The first wave of exports growth till about 2000 was driven by leveraging advantage arising out of low-cost unskilled labour. As per the Survey, China successfully benefitted from this with its share in China’s export basket increasing from 28% in 1980 to 46% in 1990. However, India could not leverage its capacities and the figure remained constant at around 30% during 1980-2000. More unfortunately, it suffered a premature decline after that to just about 16% in 2018 (non-oil exports).
The second wave of exports is driven by new age Network Products (NP) which refer to production chain of items such as computers, electronic & electrical equipment, telecommunication equipment etc. These products are manufactured by Multi-National Enterprises (MNEs) through their global production networks called global value chain (GVC). The survey raises a question as to whether it is in our interest participate in GVCs (Global Value Chains) or rely on local value chain to boost exports.
The importance of NPs is evident from the fact that these accounted for nearly 30% of world exports. Even as India’s export of NPs increased from about $2 billion in 2000 to $32 billion in 2018, its share is just 10% in India’s export basket. In contrast, these products account for about half of total exports of China, Japan and Korea. Furthermore, India is among the few developing countries who run a trade deficit in NP with imports of $68 billion. The paradox of India’s manufacturing policy is that even though MNEs have set up production base for these industries here, they have been largely catering to domestic market only. (Does a policy like mandatory sourcing from domestic MSMEs etc also play a role in this?)

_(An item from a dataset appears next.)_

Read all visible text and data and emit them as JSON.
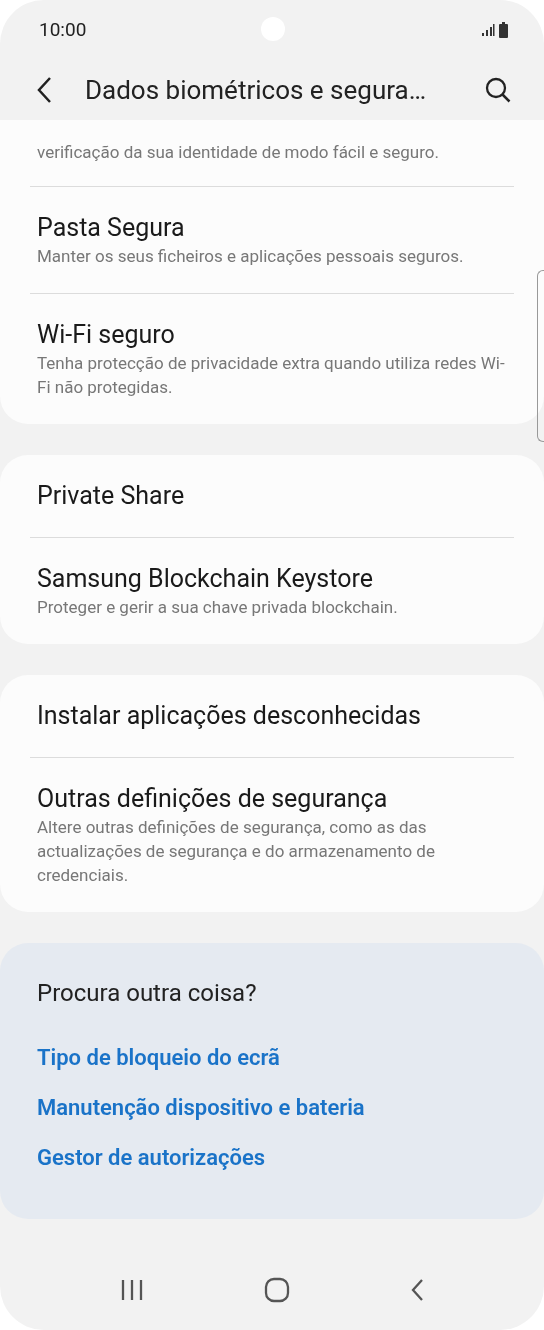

Higher level of participation in GVCs implies that exports of these goods would have higher import content than other exports where inputs are sourced locally. This would imply lower net value addition; yet, because of scale of selling in the world market, would lead to higher gain on absolute basis. For instance, China’s share of value add in some NPs is only 3%. As per survey’s estimates, increase of 10% in value of imported inputs leads to 18% increase in total exports implying net additional exports of 8%.
Not only does the low participation in NPs affect the exports, it also implies lower share of markets of traditional rich country. The high-income OECD markets accounted for half of China’s exports in 2018 while the corresponding figure for India was 40%. Countries with low level of participation in GVCs, especially a developing nation, find it difficult to export capital intensive products to the quality/brand conscious markets in richer countries. This is borne by the fact that OECD countries accounted for only 22% of Indian exports of passenger vehicles in 2015 with the rest being exported to low- & middle-income countries. On the other hand, labour-intensive product such as apparel derived as much as 64% of exports from OECD countries. The survey quotes a regression analysis of Veeramani, Aerath and Gupta to analyse the impact of this. As per the analysis, China’s exports exceeded that of India by about 743% per year during the period 2000-2015 which reduces to just 37% if the difference in exports to OECD countries are removed.
So, where does this bring us to? First, India’s needs to become a part of GVC for new age NPs. Second, India needs to increase its share of total OECD market for traditional, unskilled, labour-intensive industries also such as textiles, clothing, footwear and toys by integrating with its GVC even if it involves some sacrifice in terms of playing second fiddle. GVCs for these industries are controlled by firms based in developed countries but actual production is carried out through sub-contracting arrangements. While India’s FDI and manufacturing policies also need to differentiate between export-oriented units and those catering to domestic market, it has failed in this so far. Whether this can be achieved in future would be a tough call.